Required work: Retrieve every line of the data holding the word "오리목뼈".

++++

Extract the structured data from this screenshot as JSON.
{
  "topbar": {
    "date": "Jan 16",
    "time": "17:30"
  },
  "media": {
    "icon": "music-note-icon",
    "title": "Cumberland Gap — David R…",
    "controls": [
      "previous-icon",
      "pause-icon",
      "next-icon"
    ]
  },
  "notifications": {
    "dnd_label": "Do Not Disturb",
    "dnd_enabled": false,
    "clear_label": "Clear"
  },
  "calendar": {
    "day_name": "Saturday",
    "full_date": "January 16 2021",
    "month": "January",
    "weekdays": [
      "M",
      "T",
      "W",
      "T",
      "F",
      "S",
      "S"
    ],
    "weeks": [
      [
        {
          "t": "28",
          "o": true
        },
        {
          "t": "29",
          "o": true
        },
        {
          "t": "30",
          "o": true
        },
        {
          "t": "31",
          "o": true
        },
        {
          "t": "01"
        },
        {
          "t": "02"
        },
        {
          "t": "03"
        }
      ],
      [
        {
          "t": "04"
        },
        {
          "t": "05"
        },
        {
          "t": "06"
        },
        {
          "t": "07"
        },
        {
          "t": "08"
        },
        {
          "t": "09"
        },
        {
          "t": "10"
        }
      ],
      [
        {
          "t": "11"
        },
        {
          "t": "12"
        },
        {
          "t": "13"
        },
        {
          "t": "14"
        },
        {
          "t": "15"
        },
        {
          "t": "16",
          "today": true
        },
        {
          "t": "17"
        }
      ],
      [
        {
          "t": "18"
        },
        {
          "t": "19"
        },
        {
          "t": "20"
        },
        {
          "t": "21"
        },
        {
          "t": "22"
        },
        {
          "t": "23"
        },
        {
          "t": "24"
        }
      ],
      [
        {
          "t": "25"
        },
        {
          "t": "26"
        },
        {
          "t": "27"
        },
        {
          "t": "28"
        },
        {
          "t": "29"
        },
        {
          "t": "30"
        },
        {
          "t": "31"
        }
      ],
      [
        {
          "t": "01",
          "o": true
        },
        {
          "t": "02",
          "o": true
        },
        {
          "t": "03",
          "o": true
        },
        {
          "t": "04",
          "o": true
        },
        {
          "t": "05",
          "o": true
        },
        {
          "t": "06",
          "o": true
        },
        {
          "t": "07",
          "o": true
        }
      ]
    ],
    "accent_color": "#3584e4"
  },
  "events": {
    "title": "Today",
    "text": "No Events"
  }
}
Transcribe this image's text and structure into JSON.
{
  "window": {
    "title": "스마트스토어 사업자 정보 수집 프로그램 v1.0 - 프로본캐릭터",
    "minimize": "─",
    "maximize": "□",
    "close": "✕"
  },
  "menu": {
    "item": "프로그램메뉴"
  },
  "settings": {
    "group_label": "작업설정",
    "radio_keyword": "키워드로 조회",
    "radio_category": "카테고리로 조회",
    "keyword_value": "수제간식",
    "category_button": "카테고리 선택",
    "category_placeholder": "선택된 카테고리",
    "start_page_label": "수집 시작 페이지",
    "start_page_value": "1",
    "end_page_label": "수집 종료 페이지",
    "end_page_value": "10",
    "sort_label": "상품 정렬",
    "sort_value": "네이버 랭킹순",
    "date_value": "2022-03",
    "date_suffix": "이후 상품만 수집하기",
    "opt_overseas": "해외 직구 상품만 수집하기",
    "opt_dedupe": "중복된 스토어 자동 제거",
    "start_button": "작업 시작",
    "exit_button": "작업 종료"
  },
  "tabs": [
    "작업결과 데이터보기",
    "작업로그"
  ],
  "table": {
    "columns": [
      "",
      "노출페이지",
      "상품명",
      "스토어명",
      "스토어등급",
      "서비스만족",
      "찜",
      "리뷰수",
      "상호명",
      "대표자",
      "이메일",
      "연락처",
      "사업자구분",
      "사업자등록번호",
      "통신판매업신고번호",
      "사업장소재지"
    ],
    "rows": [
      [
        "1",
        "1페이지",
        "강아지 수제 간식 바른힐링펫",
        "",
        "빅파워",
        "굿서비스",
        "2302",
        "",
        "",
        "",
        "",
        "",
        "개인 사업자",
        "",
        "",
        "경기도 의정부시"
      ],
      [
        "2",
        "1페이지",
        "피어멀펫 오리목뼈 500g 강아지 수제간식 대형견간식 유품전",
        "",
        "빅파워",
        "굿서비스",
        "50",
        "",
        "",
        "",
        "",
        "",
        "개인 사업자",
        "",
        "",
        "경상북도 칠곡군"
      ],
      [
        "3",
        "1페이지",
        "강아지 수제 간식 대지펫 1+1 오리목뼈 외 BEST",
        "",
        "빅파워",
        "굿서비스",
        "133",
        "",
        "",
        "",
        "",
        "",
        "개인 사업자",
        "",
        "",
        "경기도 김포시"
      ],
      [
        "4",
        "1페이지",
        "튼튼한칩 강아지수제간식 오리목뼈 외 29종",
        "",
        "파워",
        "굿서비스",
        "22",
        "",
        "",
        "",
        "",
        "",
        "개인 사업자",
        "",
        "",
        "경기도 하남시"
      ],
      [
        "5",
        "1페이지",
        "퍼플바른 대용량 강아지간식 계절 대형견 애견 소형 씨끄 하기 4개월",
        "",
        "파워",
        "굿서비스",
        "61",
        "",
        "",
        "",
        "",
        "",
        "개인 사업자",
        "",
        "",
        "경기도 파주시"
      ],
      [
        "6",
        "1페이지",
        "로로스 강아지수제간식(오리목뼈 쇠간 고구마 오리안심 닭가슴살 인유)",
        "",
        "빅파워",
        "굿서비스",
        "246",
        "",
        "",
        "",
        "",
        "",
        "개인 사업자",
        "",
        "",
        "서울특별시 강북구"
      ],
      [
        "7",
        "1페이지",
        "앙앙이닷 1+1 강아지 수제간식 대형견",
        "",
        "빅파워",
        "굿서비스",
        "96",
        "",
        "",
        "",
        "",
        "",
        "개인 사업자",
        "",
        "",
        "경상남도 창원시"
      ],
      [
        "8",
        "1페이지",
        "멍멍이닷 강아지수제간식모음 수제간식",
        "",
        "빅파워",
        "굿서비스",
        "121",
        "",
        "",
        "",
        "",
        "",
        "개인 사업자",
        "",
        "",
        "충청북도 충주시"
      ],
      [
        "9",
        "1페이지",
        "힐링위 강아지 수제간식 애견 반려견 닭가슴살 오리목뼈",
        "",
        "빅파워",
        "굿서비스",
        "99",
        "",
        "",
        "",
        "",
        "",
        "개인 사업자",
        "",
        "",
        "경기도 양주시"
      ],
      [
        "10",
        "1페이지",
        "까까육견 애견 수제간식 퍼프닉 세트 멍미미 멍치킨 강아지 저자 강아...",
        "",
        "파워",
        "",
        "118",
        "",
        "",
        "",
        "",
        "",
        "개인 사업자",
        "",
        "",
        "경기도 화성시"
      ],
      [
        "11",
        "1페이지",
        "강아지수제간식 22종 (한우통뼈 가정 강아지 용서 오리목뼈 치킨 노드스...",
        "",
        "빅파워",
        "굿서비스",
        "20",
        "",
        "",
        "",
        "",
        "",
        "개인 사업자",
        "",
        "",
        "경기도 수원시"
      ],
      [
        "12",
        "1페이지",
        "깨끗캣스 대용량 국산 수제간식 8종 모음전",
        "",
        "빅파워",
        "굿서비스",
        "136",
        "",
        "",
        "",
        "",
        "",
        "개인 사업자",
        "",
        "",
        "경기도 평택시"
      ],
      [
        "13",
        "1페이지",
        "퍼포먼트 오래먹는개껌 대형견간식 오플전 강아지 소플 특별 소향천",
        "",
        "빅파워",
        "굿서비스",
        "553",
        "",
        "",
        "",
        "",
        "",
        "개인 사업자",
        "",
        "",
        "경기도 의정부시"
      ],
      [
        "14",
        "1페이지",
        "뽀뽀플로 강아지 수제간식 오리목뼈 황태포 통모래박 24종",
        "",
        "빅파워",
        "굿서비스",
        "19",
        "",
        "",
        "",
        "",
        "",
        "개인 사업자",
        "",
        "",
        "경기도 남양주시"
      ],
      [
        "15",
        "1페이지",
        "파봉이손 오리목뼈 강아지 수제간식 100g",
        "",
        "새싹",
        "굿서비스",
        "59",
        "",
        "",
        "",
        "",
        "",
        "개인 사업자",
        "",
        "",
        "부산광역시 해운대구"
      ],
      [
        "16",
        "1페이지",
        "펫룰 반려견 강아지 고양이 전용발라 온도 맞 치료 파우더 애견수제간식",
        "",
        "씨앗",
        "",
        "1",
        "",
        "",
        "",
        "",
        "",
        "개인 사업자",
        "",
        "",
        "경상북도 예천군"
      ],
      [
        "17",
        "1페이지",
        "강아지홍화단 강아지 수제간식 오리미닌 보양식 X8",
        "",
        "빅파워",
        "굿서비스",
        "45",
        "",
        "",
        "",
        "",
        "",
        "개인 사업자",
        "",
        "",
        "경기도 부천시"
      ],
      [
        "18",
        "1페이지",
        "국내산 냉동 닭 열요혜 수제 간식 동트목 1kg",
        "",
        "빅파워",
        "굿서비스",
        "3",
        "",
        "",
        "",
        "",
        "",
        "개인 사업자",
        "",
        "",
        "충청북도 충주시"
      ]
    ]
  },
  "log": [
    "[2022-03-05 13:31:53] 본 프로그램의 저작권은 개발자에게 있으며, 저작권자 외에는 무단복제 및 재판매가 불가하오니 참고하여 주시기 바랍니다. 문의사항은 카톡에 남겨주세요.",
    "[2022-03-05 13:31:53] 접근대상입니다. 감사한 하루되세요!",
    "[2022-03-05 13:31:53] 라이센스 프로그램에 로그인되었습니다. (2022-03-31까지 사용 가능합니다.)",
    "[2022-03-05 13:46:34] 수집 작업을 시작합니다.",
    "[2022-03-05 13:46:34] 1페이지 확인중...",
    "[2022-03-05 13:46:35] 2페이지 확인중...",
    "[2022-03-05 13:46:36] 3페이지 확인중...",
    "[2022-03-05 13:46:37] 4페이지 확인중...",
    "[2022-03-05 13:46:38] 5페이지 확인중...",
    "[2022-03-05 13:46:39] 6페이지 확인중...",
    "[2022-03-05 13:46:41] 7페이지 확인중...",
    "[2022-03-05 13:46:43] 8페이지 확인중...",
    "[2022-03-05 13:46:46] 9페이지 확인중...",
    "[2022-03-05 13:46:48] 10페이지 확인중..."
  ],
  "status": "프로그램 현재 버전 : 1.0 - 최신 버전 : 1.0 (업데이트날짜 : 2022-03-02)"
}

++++

Task output:
        "피어멀펫 오리목뼈 500g 강아지 수제간식 대형견간식 유품전",
        "강아지 수제 간식 대지펫 1+1 오리목뼈 외 BEST",
        "튼튼한칩 강아지수제간식 오리목뼈 외 29종",
        "로로스 강아지수제간식(오리목뼈 쇠간 고구마 오리안심 닭가슴살 인유)",
        "힐링위 강아지 수제간식 애견 반려견 닭가슴살 오리목뼈",
        "강아지수제간식 22종 (한우통뼈 가정 강아지 용서 오리목뼈 치킨 노드스...",
        "뽀뽀플로 강아지 수제간식 오리목뼈 황태포 통모래박 24종",
        "파봉이손 오리목뼈 강아지 수제간식 100g",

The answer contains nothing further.